ACTIVITY »
Some lines hold the string "card". Copy all of them from the material that follows.

....

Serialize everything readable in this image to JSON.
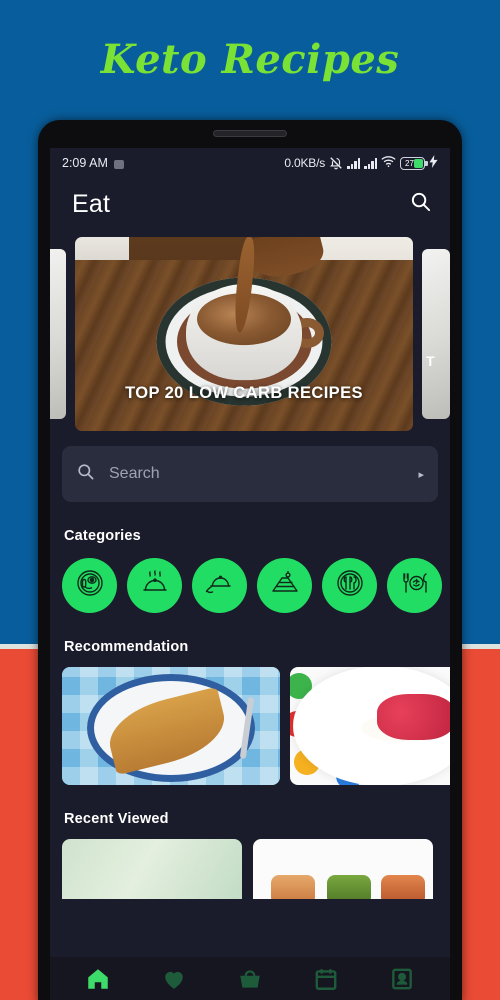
{
  "promo": {
    "title": "Keto Recipes",
    "title_color": "#7ae234",
    "bg_top_color": "#085e9c",
    "bg_bottom_color": "#e94b35"
  },
  "statusbar": {
    "time": "2:09 AM",
    "network_speed": "0.0KB/s",
    "battery_level": "27",
    "icons": [
      "ghost-icon",
      "bell-mute-icon",
      "signal-bars-icon",
      "signal-bars-icon",
      "wifi-icon",
      "battery-icon",
      "charging-bolt-icon"
    ]
  },
  "appbar": {
    "title": "Eat",
    "search_icon": "search-icon"
  },
  "carousel": {
    "main_caption": "TOP 20 LOW CARB RECIPES",
    "right_peek_caption": "T"
  },
  "search": {
    "placeholder": "Search",
    "icon": "search-icon",
    "chevron": "▸"
  },
  "categories": {
    "title": "Categories",
    "accent_color": "#22dd63",
    "items": [
      {
        "name": "breakfast-plate-icon"
      },
      {
        "name": "steaming-cloche-icon"
      },
      {
        "name": "served-cloche-icon"
      },
      {
        "name": "cake-slice-icon"
      },
      {
        "name": "plate-cutlery-icon"
      },
      {
        "name": "fork-plate-knife-icon"
      }
    ]
  },
  "recommendation": {
    "title": "Recommendation",
    "items": [
      {
        "name": "omelette-card"
      },
      {
        "name": "berry-dessert-card"
      }
    ]
  },
  "recent_viewed": {
    "title": "Recent Viewed",
    "items": [
      {
        "name": "green-gradient-card"
      },
      {
        "name": "appetizers-card"
      }
    ]
  },
  "bottomnav": {
    "active_color": "#3ddc6a",
    "inactive_color": "#1e5b3a",
    "items": [
      {
        "name": "nav-home",
        "icon": "home-icon",
        "active": true
      },
      {
        "name": "nav-favorites",
        "icon": "heart-icon",
        "active": false
      },
      {
        "name": "nav-basket",
        "icon": "basket-icon",
        "active": false
      },
      {
        "name": "nav-calendar",
        "icon": "calendar-icon",
        "active": false
      },
      {
        "name": "nav-profile",
        "icon": "person-icon",
        "active": false
      }
    ]
  }
}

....

YOUR SOLUTION »
        "name": "omelette-card"
        "name": "berry-dessert-card"
        "name": "green-gradient-card"
        "name": "appetizers-card"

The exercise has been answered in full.